Man’s real nature is Absolute Bliss and Knowledge. He tries to reach this state with the help of his mind and intellect. But the mind constantly gravitates to the sense objects for sensual pleasures from the external world. By such extroverted pursuits man gets involved more and more in the world of objects and accumulates desires which veil the divinity in him.
Man is thus in a helpless condition consumed by numerous desires. The ancient masters knew that he has to turn his attention inwards to gain the state of Absolute Bliss and Knowledge which he foolishly seeks in the external world. With this view of mind, they introduced various rituals and festivals throughout the year to remind man of his supreme goal and ideal. And Dussehra and Vijayadashami are prominent among them.
The great day of Dasara indicates, as the word suggests, Dasa-Papa-Hara or the end of the ten sins. The ten sins are attributed to the ten sense organs through which the mind contacts and gains knowledge of the phenomenal world, and also reacts to the stimuli received from the world of objects.

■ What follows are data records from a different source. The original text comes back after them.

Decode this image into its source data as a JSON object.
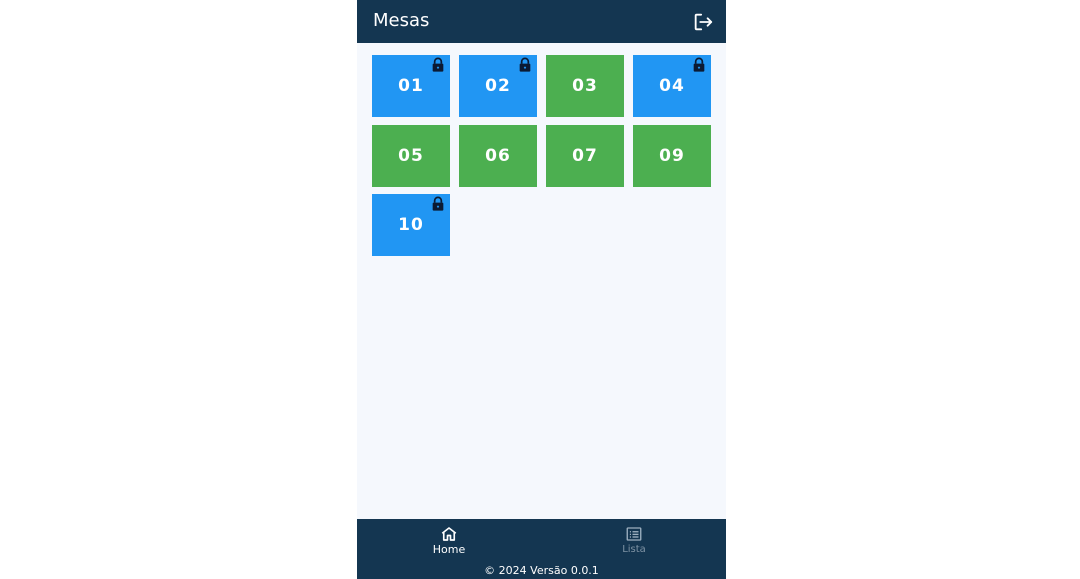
{
  "header": {
    "title": "Mesas",
    "logout_icon": "logout-icon"
  },
  "tables": [
    {
      "number": "01",
      "status": "busy",
      "locked": true
    },
    {
      "number": "02",
      "status": "busy",
      "locked": true
    },
    {
      "number": "03",
      "status": "free",
      "locked": false
    },
    {
      "number": "04",
      "status": "busy",
      "locked": true
    },
    {
      "number": "05",
      "status": "free",
      "locked": false
    },
    {
      "number": "06",
      "status": "free",
      "locked": false
    },
    {
      "number": "07",
      "status": "free",
      "locked": false
    },
    {
      "number": "09",
      "status": "free",
      "locked": false
    },
    {
      "number": "10",
      "status": "busy",
      "locked": true
    }
  ],
  "colors": {
    "header_bg": "#143651",
    "busy": "#2196f3",
    "free": "#4caf50",
    "background": "#f5f8fd"
  },
  "bottom_nav": {
    "items": [
      {
        "label": "Home",
        "icon": "home-icon",
        "active": true
      },
      {
        "label": "Lista",
        "icon": "list-icon",
        "active": false
      }
    ],
    "footer": "© 2024 Versão 0.0.1"
  }
}
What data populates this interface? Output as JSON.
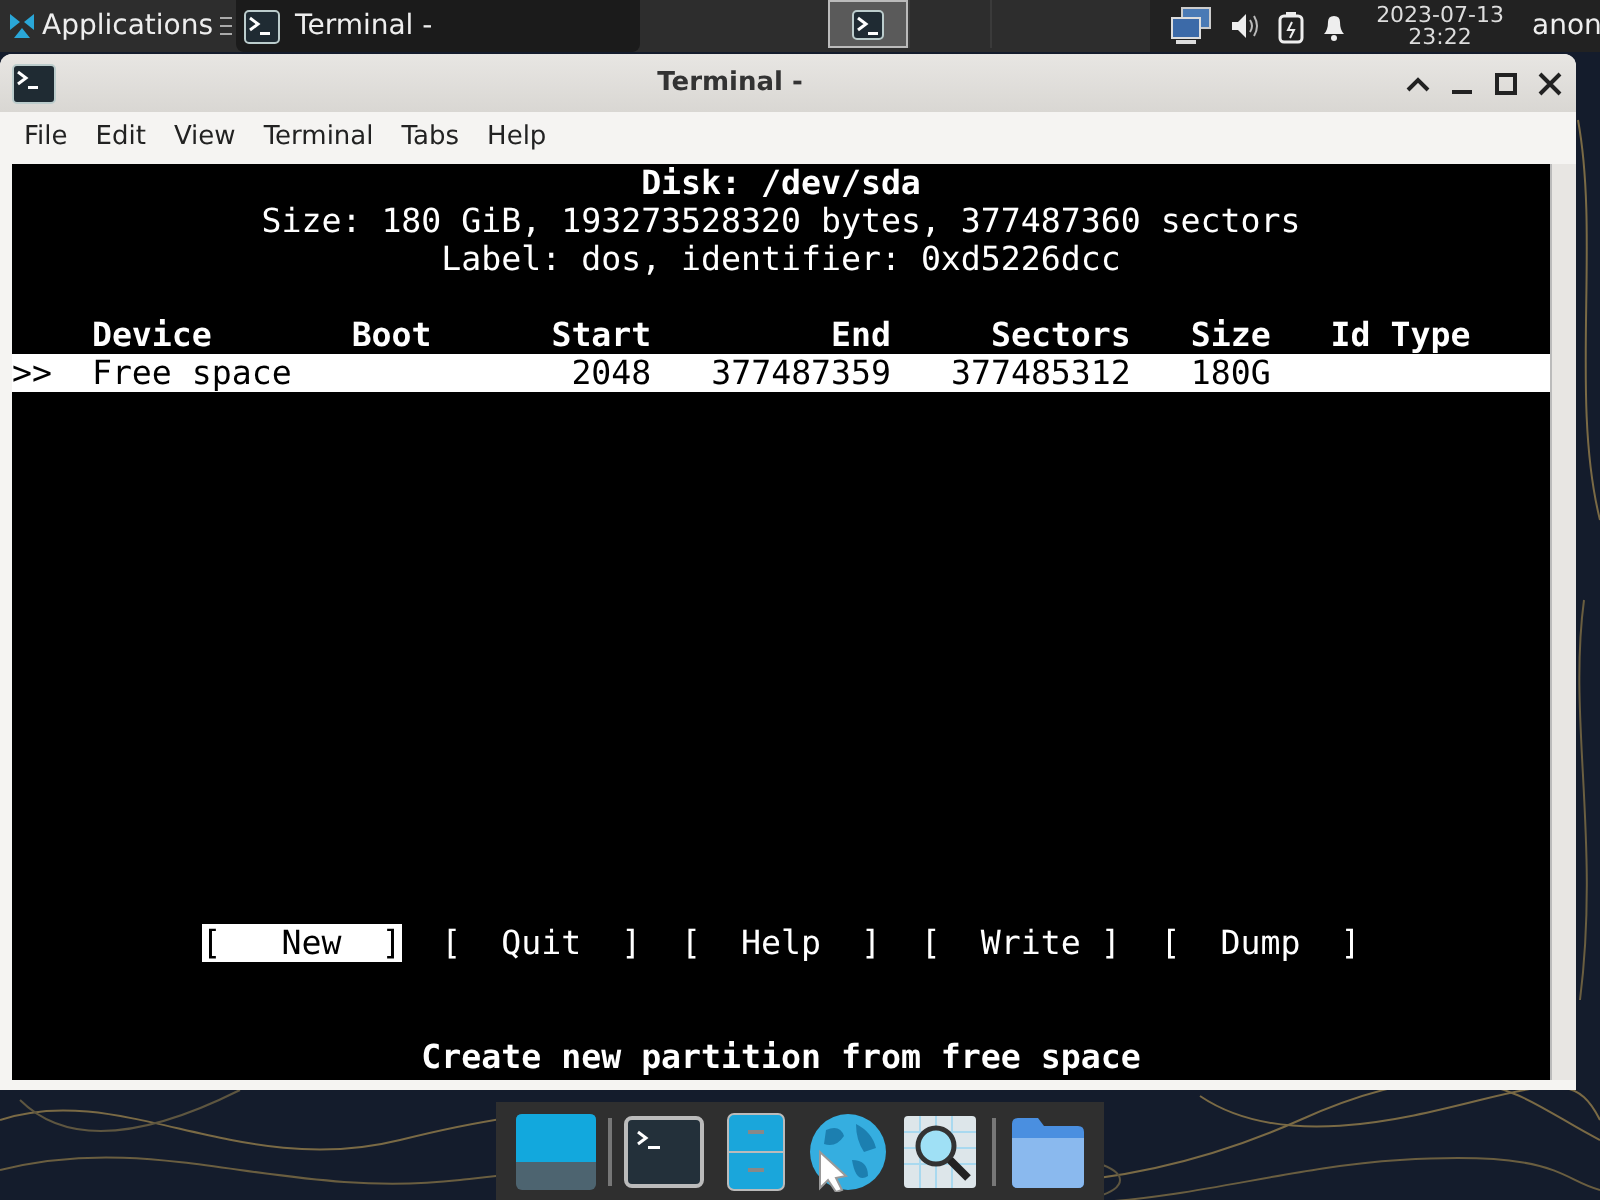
{
  "panel": {
    "applications_label": "Applications",
    "tasks": [
      {
        "title": "Terminal -",
        "selected": false
      }
    ],
    "workspaces": [
      {
        "selected": true
      },
      {
        "selected": false
      },
      {
        "selected": false
      }
    ],
    "clock": {
      "date": "2023-07-13",
      "time": "23:22"
    },
    "user": "anon"
  },
  "window": {
    "title": "Terminal -",
    "menu": [
      "File",
      "Edit",
      "View",
      "Terminal",
      "Tabs",
      "Help"
    ]
  },
  "terminal": {
    "disk_line": "Disk: /dev/sda",
    "size_line": "Size: 180 GiB, 193273528320 bytes, 377487360 sectors",
    "label_line": "Label: dos, identifier: 0xd5226dcc",
    "columns": [
      "Device",
      "Boot",
      "Start",
      "End",
      "Sectors",
      "Size",
      "Id Type"
    ],
    "rows": [
      {
        "marker": ">>",
        "device": "Free space",
        "start": "2048",
        "end": "377487359",
        "sectors": "377485312",
        "size": "180G",
        "selected": true
      }
    ],
    "buttons": [
      {
        "label": "[   New  ]",
        "selected": true
      },
      {
        "label": "[  Quit  ]",
        "selected": false
      },
      {
        "label": "[  Help  ]",
        "selected": false
      },
      {
        "label": "[  Write ]",
        "selected": false
      },
      {
        "label": "[  Dump  ]",
        "selected": false
      }
    ],
    "status": "Create new partition from free space"
  },
  "dock": {
    "items": [
      {
        "kind": "desktop"
      },
      {
        "kind": "terminal"
      },
      {
        "kind": "cabinet"
      },
      {
        "kind": "globe"
      },
      {
        "kind": "search"
      },
      {
        "kind": "folder"
      }
    ]
  }
}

Therefore the idea is that on this sacred day of Vijayadashami or Dasara the ten sins are ended which signifies the end of the mind and therefore the end of the world of plurality when one becomes rooted in the transcendental experience.